Distinguished Scientist, Terry Fox Laboratory, BC Cancer Research Institute Professor, Medical Genetics, University of British Columbia
20 questions with Connie Eaves
1. Where were you born?
I was born in Ottawa, but grew up in Kingston, Ontario.
2. Where did you go to school?

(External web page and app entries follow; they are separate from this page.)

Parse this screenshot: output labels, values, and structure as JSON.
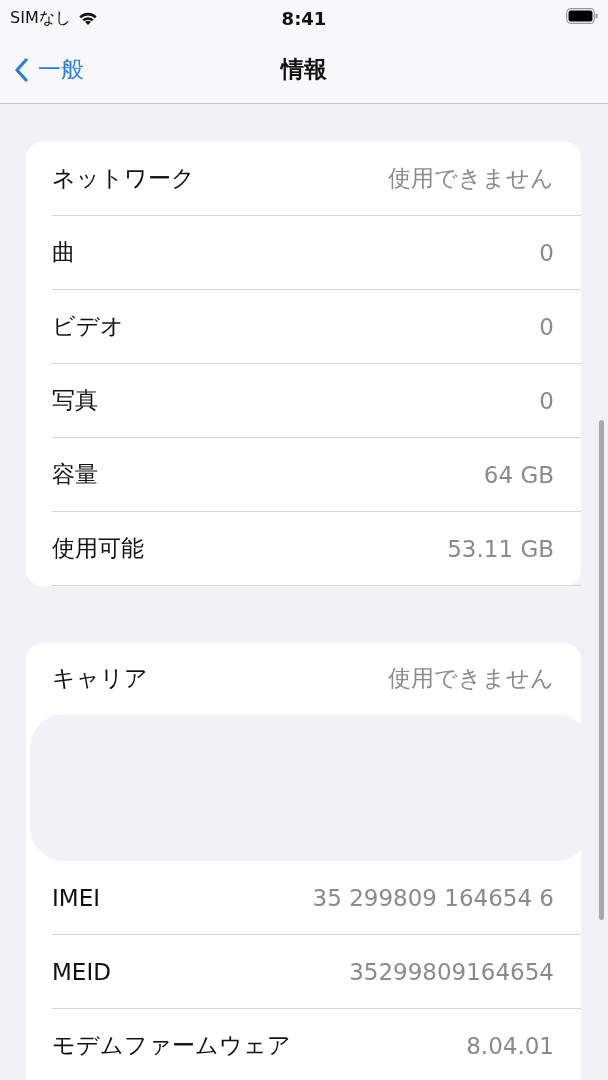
{
  "status_bar": {
    "carrier": "SIMなし",
    "time": "8:41"
  },
  "nav": {
    "back": "一般",
    "title": "情報"
  },
  "sections": [
    {
      "rows": [
        {
          "label": "ネットワーク",
          "value": "使用できません"
        },
        {
          "label": "曲",
          "value": "0"
        },
        {
          "label": "ビデオ",
          "value": "0"
        },
        {
          "label": "写真",
          "value": "0"
        },
        {
          "label": "容量",
          "value": "64 GB"
        },
        {
          "label": "使用可能",
          "value": "53.11 GB"
        }
      ]
    },
    {
      "rows": [
        {
          "label": "キャリア",
          "value": "使用できません"
        },
        {
          "kind": "blank"
        },
        {
          "label": "IMEI",
          "value": "35 299809 164654 6"
        },
        {
          "label": "MEID",
          "value": "35299809164654"
        },
        {
          "label": "モデムファームウェア",
          "value": "8.04.01"
        },
        {
          "kind": "cut"
        }
      ]
    }
  ]
}
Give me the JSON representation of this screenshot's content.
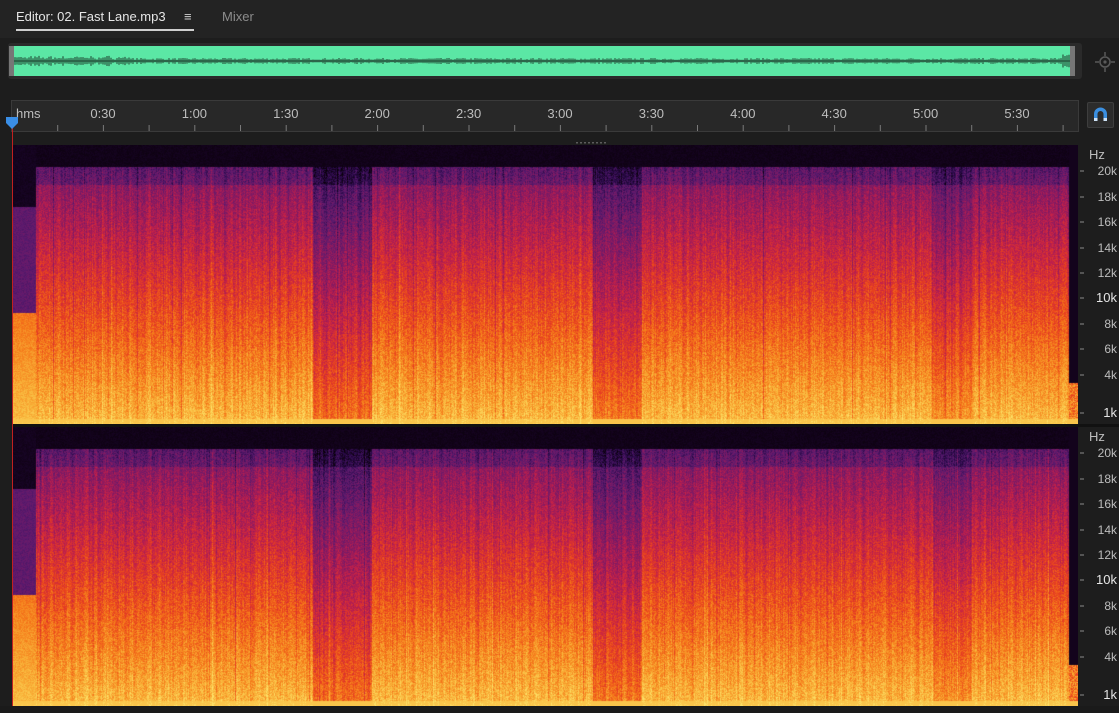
{
  "tabs": {
    "editor_label": "Editor: 02. Fast Lane.mp3",
    "mixer_label": "Mixer",
    "menu_icon": "hamburger-icon"
  },
  "overview": {
    "waveform_color": "#5be7a5",
    "zoom_icon": "zoom-navigator-icon"
  },
  "timeline": {
    "units_label": "hms",
    "time_labels": [
      "0:30",
      "1:00",
      "1:30",
      "2:00",
      "2:30",
      "3:00",
      "3:30",
      "4:00",
      "4:30",
      "5:00",
      "5:30"
    ],
    "snap_icon": "snap-magnet-icon",
    "playhead_color": "#3a8ee6"
  },
  "spectral": {
    "channels": [
      {
        "name": "channel-1"
      },
      {
        "name": "channel-2"
      }
    ],
    "hz_label": "Hz",
    "freq_labels": [
      "20k",
      "18k",
      "16k",
      "14k",
      "12k",
      "10k",
      "8k",
      "6k",
      "4k",
      "1k"
    ],
    "colormap": [
      "#080006",
      "#2a0a4a",
      "#5a1a6e",
      "#8c1a60",
      "#c2204a",
      "#e8401f",
      "#f57a1a",
      "#f9b43a",
      "#fde36a"
    ]
  }
}
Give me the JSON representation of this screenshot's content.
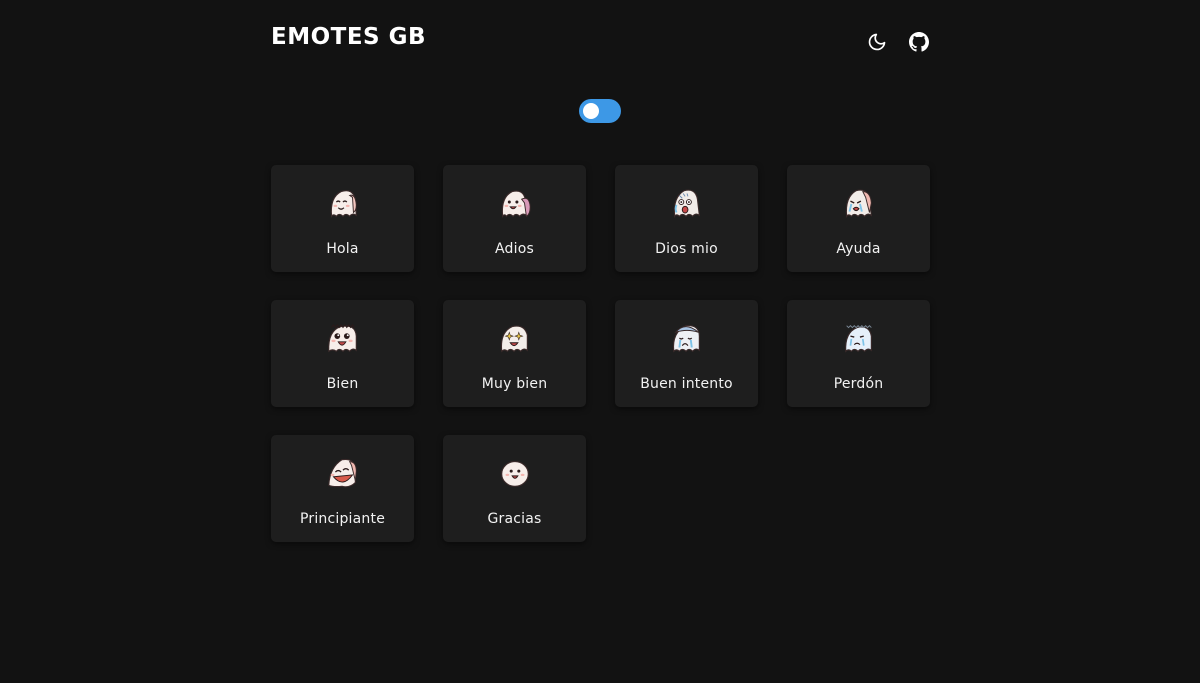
{
  "header": {
    "title": "EMOTES GB",
    "icons": [
      "moon-icon",
      "github-icon"
    ]
  },
  "toggle": {
    "state": "on",
    "accent_color": "#3d98e6"
  },
  "emotes": [
    {
      "label": "Hola",
      "icon": "waving-ghost-emote"
    },
    {
      "label": "Adios",
      "icon": "goodbye-ghost-emote"
    },
    {
      "label": "Dios mio",
      "icon": "shocked-ghost-emote"
    },
    {
      "label": "Ayuda",
      "icon": "crying-ghost-emote"
    },
    {
      "label": "Bien",
      "icon": "happy-ghost-emote"
    },
    {
      "label": "Muy bien",
      "icon": "sparkle-ghost-emote"
    },
    {
      "label": "Buen intento",
      "icon": "sad-ghost-emote"
    },
    {
      "label": "Perdón",
      "icon": "sorry-ghost-emote"
    },
    {
      "label": "Principiante",
      "icon": "laughing-ghost-emote"
    },
    {
      "label": "Gracias",
      "icon": "thankful-ghost-emote"
    }
  ],
  "colors": {
    "background": "#121212",
    "card": "#1e1e1e",
    "text": "#ffffff"
  }
}
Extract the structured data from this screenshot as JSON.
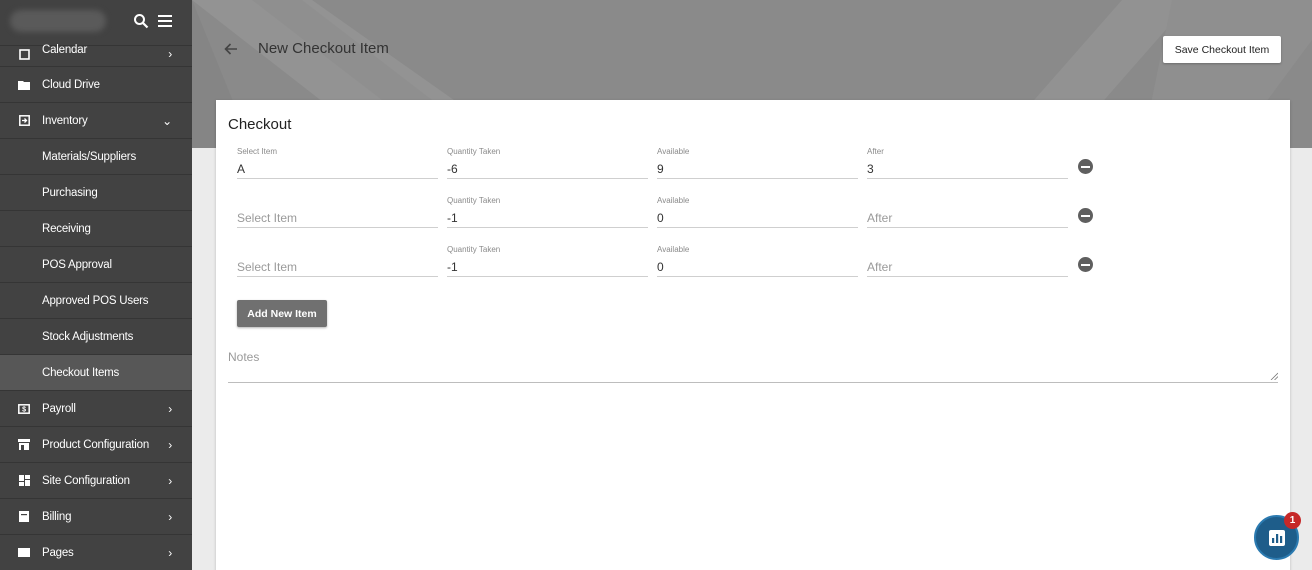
{
  "sidebar": {
    "items": [
      {
        "label": "Calendar",
        "icon": "calendar-icon",
        "chevron": "›"
      },
      {
        "label": "Cloud Drive",
        "icon": "folder-icon",
        "chevron": ""
      },
      {
        "label": "Inventory",
        "icon": "inventory-icon",
        "chevron": "⌄"
      },
      {
        "label": "Materials/Suppliers"
      },
      {
        "label": "Purchasing"
      },
      {
        "label": "Receiving"
      },
      {
        "label": "POS Approval"
      },
      {
        "label": "Approved POS Users"
      },
      {
        "label": "Stock Adjustments"
      },
      {
        "label": "Checkout Items"
      },
      {
        "label": "Payroll",
        "icon": "payroll-icon",
        "chevron": "›"
      },
      {
        "label": "Product Configuration",
        "icon": "store-icon",
        "chevron": "›"
      },
      {
        "label": "Site Configuration",
        "icon": "dashboard-icon",
        "chevron": "›"
      },
      {
        "label": "Billing",
        "icon": "billing-icon",
        "chevron": "›"
      },
      {
        "label": "Pages",
        "icon": "pages-icon",
        "chevron": "›"
      }
    ]
  },
  "header": {
    "title": "New Checkout Item",
    "save_label": "Save Checkout Item"
  },
  "checkout": {
    "title": "Checkout",
    "rows": [
      {
        "item": {
          "label": "Select Item",
          "value": "A",
          "placeholder": ""
        },
        "qty": {
          "label": "Quantity Taken",
          "value": "-6"
        },
        "available": {
          "label": "Available",
          "value": "9"
        },
        "after": {
          "label": "After",
          "value": "3",
          "placeholder": ""
        }
      },
      {
        "item": {
          "label": "",
          "value": "",
          "placeholder": "Select Item"
        },
        "qty": {
          "label": "Quantity Taken",
          "value": "-1"
        },
        "available": {
          "label": "Available",
          "value": "0"
        },
        "after": {
          "label": "",
          "value": "",
          "placeholder": "After"
        }
      },
      {
        "item": {
          "label": "",
          "value": "",
          "placeholder": "Select Item"
        },
        "qty": {
          "label": "Quantity Taken",
          "value": "-1"
        },
        "available": {
          "label": "Available",
          "value": "0"
        },
        "after": {
          "label": "",
          "value": "",
          "placeholder": "After"
        }
      }
    ],
    "add_label": "Add New Item",
    "notes_placeholder": "Notes"
  },
  "widget": {
    "badge": "1"
  },
  "colors": {
    "sidebar_bg": "#424242",
    "header_bg": "#8a8a8a",
    "badge": "#c62828",
    "fab": "#1e5d8a"
  }
}
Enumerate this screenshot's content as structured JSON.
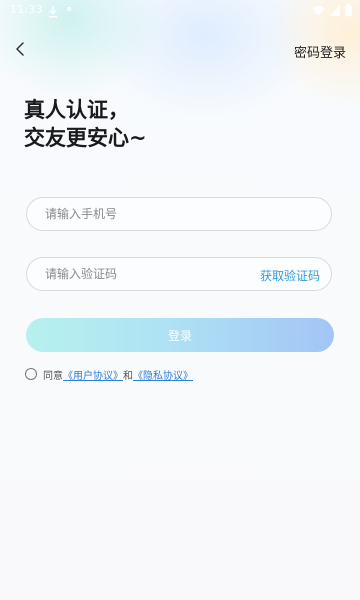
{
  "status_bar": {
    "time": "11:33",
    "colors": {
      "text": "#ffffff"
    },
    "icons": [
      "download-icon",
      "dot-icon",
      "wifi-icon",
      "signal-icon",
      "battery-icon"
    ]
  },
  "header": {
    "back_icon": "chevron-left-icon",
    "password_login_label": "密码登录"
  },
  "title": {
    "line1": "真人认证，",
    "line2": "交友更安心~"
  },
  "form": {
    "phone": {
      "value": "",
      "placeholder": "请输入手机号"
    },
    "code": {
      "value": "",
      "placeholder": "请输入验证码"
    },
    "get_code_label": "获取验证码",
    "login_label": "登录"
  },
  "agreement": {
    "checked": false,
    "prefix": "同意",
    "user_agreement": "《用户协议》",
    "conjunction": "和",
    "privacy_agreement": "《隐私协议》"
  },
  "colors": {
    "accent_link": "#2f9be0",
    "agreement_link": "#2f7fd6",
    "button_gradient_start": "#b7f1ee",
    "button_gradient_end": "#a3c5f6"
  }
}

I went to school in Kingston, first to public school and then to the only high school at the time — the Kingston Collegiate and Vocational Institute (KCVI). I undertook my undergrad and master’s degrees at Queen’s University also in Kingston. I then went to the United Kingdom where I obtained a PhD in immunology from the University of Manchester based on research I undertook in the Paterson Laboratories of the Christie Hospital and Holt Radium Institute. In the UK, the practice was you could do your PhD research almost anywhere in an academically approved environment. There were no course requirements, no committees and no other oversight, except for the interactions with your thesis supervisor. I worked with Professor Laszlo Lajtha, already a distinguished hematologist interested in stem cells and first Director of the Paterson Laboratories. He also coined the term Gº to uniquely identify quiescent cells that could still be activated to proliferate. After completing my PhD, I stayed on an extra year to wrap up. I then returned to Toronto in 1970 where I had the good fortune to become a postdoctoral fellow at the Ontario Cancer Institute (OCI) with Dr. James Till.
Read the full interview here.
Published December 2021.